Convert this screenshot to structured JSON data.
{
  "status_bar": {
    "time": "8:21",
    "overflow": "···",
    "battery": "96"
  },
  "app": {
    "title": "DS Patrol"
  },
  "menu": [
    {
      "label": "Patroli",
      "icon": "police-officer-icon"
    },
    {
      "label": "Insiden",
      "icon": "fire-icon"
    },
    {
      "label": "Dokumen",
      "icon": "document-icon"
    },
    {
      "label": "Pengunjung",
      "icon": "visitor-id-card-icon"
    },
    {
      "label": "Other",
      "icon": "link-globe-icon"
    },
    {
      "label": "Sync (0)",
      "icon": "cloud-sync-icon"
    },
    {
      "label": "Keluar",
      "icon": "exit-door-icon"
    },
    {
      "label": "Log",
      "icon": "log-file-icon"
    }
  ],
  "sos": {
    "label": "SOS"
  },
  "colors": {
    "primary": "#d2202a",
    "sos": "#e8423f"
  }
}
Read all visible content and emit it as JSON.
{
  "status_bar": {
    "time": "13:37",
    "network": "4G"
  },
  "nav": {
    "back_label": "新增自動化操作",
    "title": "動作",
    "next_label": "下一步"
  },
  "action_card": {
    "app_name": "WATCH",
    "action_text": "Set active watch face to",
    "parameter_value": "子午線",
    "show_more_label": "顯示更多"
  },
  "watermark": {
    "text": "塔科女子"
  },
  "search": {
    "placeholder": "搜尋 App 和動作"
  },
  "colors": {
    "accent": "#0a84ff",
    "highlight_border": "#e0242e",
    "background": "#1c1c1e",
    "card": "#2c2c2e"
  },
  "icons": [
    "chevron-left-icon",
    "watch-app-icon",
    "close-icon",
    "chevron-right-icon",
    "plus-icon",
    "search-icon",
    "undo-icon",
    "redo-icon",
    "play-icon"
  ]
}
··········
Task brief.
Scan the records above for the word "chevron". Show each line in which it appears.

Completed task.
    "chevron-left-icon",
    "chevron-right-icon",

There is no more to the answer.